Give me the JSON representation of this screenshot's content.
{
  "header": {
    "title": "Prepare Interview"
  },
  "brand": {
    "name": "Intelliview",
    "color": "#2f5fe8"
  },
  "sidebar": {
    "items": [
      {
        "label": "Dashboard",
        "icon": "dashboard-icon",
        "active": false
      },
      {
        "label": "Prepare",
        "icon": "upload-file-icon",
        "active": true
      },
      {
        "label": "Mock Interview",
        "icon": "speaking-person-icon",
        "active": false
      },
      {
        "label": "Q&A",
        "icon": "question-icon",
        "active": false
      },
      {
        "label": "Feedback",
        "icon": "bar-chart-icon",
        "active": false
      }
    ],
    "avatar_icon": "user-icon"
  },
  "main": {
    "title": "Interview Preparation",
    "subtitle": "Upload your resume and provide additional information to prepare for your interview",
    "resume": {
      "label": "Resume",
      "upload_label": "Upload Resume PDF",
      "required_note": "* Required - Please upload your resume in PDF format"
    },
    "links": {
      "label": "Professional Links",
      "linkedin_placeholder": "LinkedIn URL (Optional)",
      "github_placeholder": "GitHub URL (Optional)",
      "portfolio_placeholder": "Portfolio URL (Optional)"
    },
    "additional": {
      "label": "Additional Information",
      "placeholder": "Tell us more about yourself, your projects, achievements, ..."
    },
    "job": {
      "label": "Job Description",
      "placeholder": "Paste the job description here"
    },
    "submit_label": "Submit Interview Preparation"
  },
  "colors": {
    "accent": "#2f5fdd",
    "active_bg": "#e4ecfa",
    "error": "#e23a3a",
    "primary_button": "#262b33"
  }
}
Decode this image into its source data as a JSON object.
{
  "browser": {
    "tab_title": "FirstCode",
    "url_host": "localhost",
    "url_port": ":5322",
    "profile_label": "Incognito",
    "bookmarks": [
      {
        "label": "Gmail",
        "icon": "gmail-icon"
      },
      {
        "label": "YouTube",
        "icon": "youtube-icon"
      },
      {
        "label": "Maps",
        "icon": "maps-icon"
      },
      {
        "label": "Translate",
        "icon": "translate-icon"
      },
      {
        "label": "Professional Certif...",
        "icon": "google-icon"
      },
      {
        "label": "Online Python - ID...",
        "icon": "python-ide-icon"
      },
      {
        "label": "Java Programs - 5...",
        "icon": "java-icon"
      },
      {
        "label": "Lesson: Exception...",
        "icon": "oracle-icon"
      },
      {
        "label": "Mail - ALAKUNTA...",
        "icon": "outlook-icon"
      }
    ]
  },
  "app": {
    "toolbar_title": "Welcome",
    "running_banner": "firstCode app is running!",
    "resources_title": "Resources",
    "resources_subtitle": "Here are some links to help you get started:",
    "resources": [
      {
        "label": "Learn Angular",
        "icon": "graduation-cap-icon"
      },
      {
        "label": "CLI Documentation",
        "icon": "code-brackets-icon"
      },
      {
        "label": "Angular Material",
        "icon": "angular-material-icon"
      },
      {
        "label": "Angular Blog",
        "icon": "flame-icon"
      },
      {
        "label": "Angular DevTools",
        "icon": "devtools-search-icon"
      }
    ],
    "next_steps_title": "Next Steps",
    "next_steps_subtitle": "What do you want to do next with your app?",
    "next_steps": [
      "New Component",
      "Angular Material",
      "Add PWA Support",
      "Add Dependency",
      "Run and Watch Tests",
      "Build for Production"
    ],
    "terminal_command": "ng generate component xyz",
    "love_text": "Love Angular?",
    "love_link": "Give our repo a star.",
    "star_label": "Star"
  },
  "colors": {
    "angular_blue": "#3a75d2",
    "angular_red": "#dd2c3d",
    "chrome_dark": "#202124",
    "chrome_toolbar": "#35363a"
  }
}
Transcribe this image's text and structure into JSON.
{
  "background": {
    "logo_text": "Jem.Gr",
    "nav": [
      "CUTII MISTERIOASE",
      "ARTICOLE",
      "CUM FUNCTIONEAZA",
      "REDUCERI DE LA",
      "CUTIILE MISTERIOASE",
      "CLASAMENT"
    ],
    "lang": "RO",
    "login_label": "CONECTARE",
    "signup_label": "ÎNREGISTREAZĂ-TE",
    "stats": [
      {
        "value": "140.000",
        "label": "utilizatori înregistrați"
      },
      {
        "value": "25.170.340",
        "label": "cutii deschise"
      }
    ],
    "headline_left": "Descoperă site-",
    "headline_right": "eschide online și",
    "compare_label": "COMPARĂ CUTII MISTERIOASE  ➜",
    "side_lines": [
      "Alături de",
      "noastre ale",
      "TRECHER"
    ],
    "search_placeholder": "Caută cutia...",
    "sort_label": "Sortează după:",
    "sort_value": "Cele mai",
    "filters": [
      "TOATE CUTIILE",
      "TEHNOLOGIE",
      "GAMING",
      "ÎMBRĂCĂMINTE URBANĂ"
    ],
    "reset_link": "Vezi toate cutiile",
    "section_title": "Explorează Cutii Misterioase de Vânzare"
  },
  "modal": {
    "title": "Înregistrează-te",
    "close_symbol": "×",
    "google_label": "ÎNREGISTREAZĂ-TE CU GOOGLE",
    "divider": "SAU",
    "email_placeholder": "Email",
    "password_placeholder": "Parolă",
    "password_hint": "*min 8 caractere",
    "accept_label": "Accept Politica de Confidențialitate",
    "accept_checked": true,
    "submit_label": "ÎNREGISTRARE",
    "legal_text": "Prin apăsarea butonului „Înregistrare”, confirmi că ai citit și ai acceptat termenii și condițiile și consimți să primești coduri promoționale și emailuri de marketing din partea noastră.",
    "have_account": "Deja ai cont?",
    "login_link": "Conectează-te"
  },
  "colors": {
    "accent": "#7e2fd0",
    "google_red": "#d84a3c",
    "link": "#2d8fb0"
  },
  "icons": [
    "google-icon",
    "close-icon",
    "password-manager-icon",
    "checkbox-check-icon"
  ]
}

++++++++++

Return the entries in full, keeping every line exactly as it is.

Finished exercise:
Give me the JSON representation of this screenshot's content.
{
  "header": {
    "title": "Prepare Interview"
  },
  "brand": {
    "name": "Intelliview",
    "color": "#2f5fe8"
  },
  "sidebar": {
    "items": [
      {
        "label": "Dashboard",
        "icon": "dashboard-icon",
        "active": false
      },
      {
        "label": "Prepare",
        "icon": "upload-file-icon",
        "active": true
      },
      {
        "label": "Mock Interview",
        "icon": "speaking-person-icon",
        "active": false
      },
      {
        "label": "Q&A",
        "icon": "question-icon",
        "active": false
      },
      {
        "label": "Feedback",
        "icon": "bar-chart-icon",
        "active": false
      }
    ],
    "avatar_icon": "user-icon"
  },
  "main": {
    "title": "Interview Preparation",
    "subtitle": "Upload your resume and provide additional information to prepare for your interview",
    "resume": {
      "label": "Resume",
      "upload_label": "Upload Resume PDF",
      "required_note": "* Required - Please upload your resume in PDF format"
    },
    "links": {
      "label": "Professional Links",
      "linkedin_placeholder": "LinkedIn URL (Optional)",
      "github_placeholder": "GitHub URL (Optional)",
      "portfolio_placeholder": "Portfolio URL (Optional)"
    },
    "additional": {
      "label": "Additional Information",
      "placeholder": "Tell us more about yourself, your projects, achievements, ..."
    },
    "job": {
      "label": "Job Description",
      "placeholder": "Paste the job description here"
    },
    "submit_label": "Submit Interview Preparation"
  },
  "colors": {
    "accent": "#2f5fdd",
    "active_bg": "#e4ecfa",
    "error": "#e23a3a",
    "primary_button": "#262b33"
  }
}
Decode this image into its source data as a JSON object.
{
  "browser": {
    "tab_title": "FirstCode",
    "url_host": "localhost",
    "url_port": ":5322",
    "profile_label": "Incognito",
    "bookmarks": [
      {
        "label": "Gmail",
        "icon": "gmail-icon"
      },
      {
        "label": "YouTube",
        "icon": "youtube-icon"
      },
      {
        "label": "Maps",
        "icon": "maps-icon"
      },
      {
        "label": "Translate",
        "icon": "translate-icon"
      },
      {
        "label": "Professional Certif...",
        "icon": "google-icon"
      },
      {
        "label": "Online Python - ID...",
        "icon": "python-ide-icon"
      },
      {
        "label": "Java Programs - 5...",
        "icon": "java-icon"
      },
      {
        "label": "Lesson: Exception...",
        "icon": "oracle-icon"
      },
      {
        "label": "Mail - ALAKUNTA...",
        "icon": "outlook-icon"
      }
    ]
  },
  "app": {
    "toolbar_title": "Welcome",
    "running_banner": "firstCode app is running!",
    "resources_title": "Resources",
    "resources_subtitle": "Here are some links to help you get started:",
    "resources": [
      {
        "label": "Learn Angular",
        "icon": "graduation-cap-icon"
      },
      {
        "label": "CLI Documentation",
        "icon": "code-brackets-icon"
      },
      {
        "label": "Angular Material",
        "icon": "angular-material-icon"
      },
      {
        "label": "Angular Blog",
        "icon": "flame-icon"
      },
      {
        "label": "Angular DevTools",
        "icon": "devtools-search-icon"
      }
    ],
    "next_steps_title": "Next Steps",
    "next_steps_subtitle": "What do you want to do next with your app?",
    "next_steps": [
      "New Component",
      "Angular Material",
      "Add PWA Support",
      "Add Dependency",
      "Run and Watch Tests",
      "Build for Production"
    ],
    "terminal_command": "ng generate component xyz",
    "love_text": "Love Angular?",
    "love_link": "Give our repo a star.",
    "star_label": "Star"
  },
  "colors": {
    "angular_blue": "#3a75d2",
    "angular_red": "#dd2c3d",
    "chrome_dark": "#202124",
    "chrome_toolbar": "#35363a"
  }
}
Transcribe this image's text and structure into JSON.
{
  "background": {
    "logo_text": "Jem.Gr",
    "nav": [
      "CUTII MISTERIOASE",
      "ARTICOLE",
      "CUM FUNCTIONEAZA",
      "REDUCERI DE LA",
      "CUTIILE MISTERIOASE",
      "CLASAMENT"
    ],
    "lang": "RO",
    "login_label": "CONECTARE",
    "signup_label": "ÎNREGISTREAZĂ-TE",
    "stats": [
      {
        "value": "140.000",
        "label": "utilizatori înregistrați"
      },
      {
        "value": "25.170.340",
        "label": "cutii deschise"
      }
    ],
    "headline_left": "Descoperă site-",
    "headline_right": "eschide online și",
    "compare_label": "COMPARĂ CUTII MISTERIOASE  ➜",
    "side_lines": [
      "Alături de",
      "noastre ale",
      "TRECHER"
    ],
    "search_placeholder": "Caută cutia...",
    "sort_label": "Sortează după:",
    "sort_value": "Cele mai",
    "filters": [
      "TOATE CUTIILE",
      "TEHNOLOGIE",
      "GAMING",
      "ÎMBRĂCĂMINTE URBANĂ"
    ],
    "reset_link": "Vezi toate cutiile",
    "section_title": "Explorează Cutii Misterioase de Vânzare"
  },
  "modal": {
    "title": "Înregistrează-te",
    "close_symbol": "×",
    "google_label": "ÎNREGISTREAZĂ-TE CU GOOGLE",
    "divider": "SAU",
    "email_placeholder": "Email",
    "password_placeholder": "Parolă",
    "password_hint": "*min 8 caractere",
    "accept_label": "Accept Politica de Confidențialitate",
    "accept_checked": true,
    "submit_label": "ÎNREGISTRARE",
    "legal_text": "Prin apăsarea butonului „Înregistrare”, confirmi că ai citit și ai acceptat termenii și condițiile și consimți să primești coduri promoționale și emailuri de marketing din partea noastră.",
    "have_account": "Deja ai cont?",
    "login_link": "Conectează-te"
  },
  "colors": {
    "accent": "#7e2fd0",
    "google_red": "#d84a3c",
    "link": "#2d8fb0"
  },
  "icons": [
    "google-icon",
    "close-icon",
    "password-manager-icon",
    "checkbox-check-icon"
  ]
}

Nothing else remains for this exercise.